What is a hexayurt?
A hexayurt is a temporary structure created out of multiple sheets of 8×4′ insulation panels that are 1″ thick. They’re silvered on the outside so they reflect the sun yet the insulation also keeps them warm at night.
Up to 12 panels are cut and taped together to create a yurt-shaped structure that can then be collapsed back into a relatively small stack that can transported on the roof-racks of a normal car.
Lots more information is available here.
Why are they good for Burning Man?
- Yurts are much cheaper than an RV. A regular 8′ hexayurt provides sleeping space for up to 4 people at a cost of less than US$500. Internal walls can be created (although with quite a bit of extra effort!) to create private rooms. The smaller 6′ yurt provides enough space for a single person only.
- They stay relatively dust free, dark, and cooler than a tent. You may still want to consider a swamp cooler for real comfort though (see below)
- They stay warm at night when outside temperatures are cool.
- Reusable. Once built a hexayurt can be collapsed back into a stack of panels and stored for re-use next year.
- A hexayurt can be transported on a normal car… if you try hard enough.
What are the drawbacks?
- They’re not the easiest things to assemble. You’ll need at least 4 people to help put it up once you reach the playa. If it’s windy you might have to wait until conditions are calmer (for this reason it’s best to put them up during the morning when winds are usually light).
- Swamp coolers (see below) require water. They’ll use 1-2 gallons of water per hour during the hottest part of the day, so either bring lots of water or plan to buy ice every day before you try to sleep.
- They’re not great for tall people. They’re only 4 feet high at the outside edge, and 8 feet high at the centre peak. The door is usually only about 3 feet (1m) high, so some stooping will be required.
- They’re bulky to store (compared to a tent).
- They’re not very secure. The doors kinda suck and are almost impossible to lock.

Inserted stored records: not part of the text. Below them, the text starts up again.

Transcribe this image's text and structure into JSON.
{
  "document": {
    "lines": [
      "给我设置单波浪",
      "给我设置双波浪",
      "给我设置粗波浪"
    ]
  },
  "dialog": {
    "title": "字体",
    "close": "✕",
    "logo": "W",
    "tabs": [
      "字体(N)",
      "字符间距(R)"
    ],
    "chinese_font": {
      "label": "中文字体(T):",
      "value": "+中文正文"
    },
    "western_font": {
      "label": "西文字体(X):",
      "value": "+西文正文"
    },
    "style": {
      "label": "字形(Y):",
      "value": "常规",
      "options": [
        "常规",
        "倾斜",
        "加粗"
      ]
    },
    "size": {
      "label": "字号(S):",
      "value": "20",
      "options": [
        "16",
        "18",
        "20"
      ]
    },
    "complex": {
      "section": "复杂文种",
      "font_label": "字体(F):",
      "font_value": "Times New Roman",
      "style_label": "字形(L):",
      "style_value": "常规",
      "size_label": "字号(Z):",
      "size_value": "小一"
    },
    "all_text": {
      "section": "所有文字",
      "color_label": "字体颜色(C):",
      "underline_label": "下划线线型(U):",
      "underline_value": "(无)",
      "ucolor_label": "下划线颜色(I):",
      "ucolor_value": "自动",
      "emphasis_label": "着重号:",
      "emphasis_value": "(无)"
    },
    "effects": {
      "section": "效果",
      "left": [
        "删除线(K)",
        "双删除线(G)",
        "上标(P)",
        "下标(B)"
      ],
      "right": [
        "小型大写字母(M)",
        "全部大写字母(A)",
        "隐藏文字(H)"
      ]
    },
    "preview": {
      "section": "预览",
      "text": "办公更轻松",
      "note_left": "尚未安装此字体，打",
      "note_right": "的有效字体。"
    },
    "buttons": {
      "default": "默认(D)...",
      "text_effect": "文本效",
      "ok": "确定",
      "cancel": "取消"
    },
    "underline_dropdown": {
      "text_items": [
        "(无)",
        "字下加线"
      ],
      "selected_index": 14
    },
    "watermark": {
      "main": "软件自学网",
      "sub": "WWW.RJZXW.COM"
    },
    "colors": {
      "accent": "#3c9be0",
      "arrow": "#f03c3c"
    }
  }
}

Anyone with a sharp knife could break in very quickly, so leave your valuables locked in your vehicle.
- No toilet, kitchen or fridge like in an RV! You’ll have to go use the public toilets, use our communal kitchen and store all your food and drinks in cooler bins.
While a hexayurt stays relatively cool compared to a tent they still get pretty warm once the ambient air temperature gets up.
A good solution to this is a Swamp Cooler, which is basically an evaporative cooler made from cheap materials (a bucket, some evaporative cooler pads, a pump and some fans). You add water (or ice) to it every day and it blows air over the water to provide you with nice humid cool air inside your yurt. It won’t be as good as real AC, and you’ll have to refill the water every few hours or while running it, but it sure beats the dry desert heat and will allow you a blissful few hours of sleep, even in the hottest part of the day.
We aim to provide a 12v power grid via solar panels to power the swamp coolers, however campers are responsible for providing their own water.
We have most of the parts left over from 2015 for swamp coolers for each of our yurts, however some additional parts and consumables are needed to get them ready to use again, hence a small fee will be charged for each one.
More information about the build process is available on ePlaya (however we will use plastic bins rather than wood this year)
What else do I need?
Think of a hexayurt as a luxury tent. You’ll still need something to sleep on (the floor is usually a tarp). You’ll also want a light or lantern of some type as they are pretty dark inside.
How do I get one?
Discordia has a number of yurts that were constructed by camp members in 2015. We are not looking to build any new yurts for 2016.
These are available to rent by our camp members on a first-come, first-served basis. They will be delivered to the playa in our trucks however you will need to assemble them yourself.
If you think you might want a yurt in 2016 then please email email@example.com and let us know (or contact Matt on the Facebook group)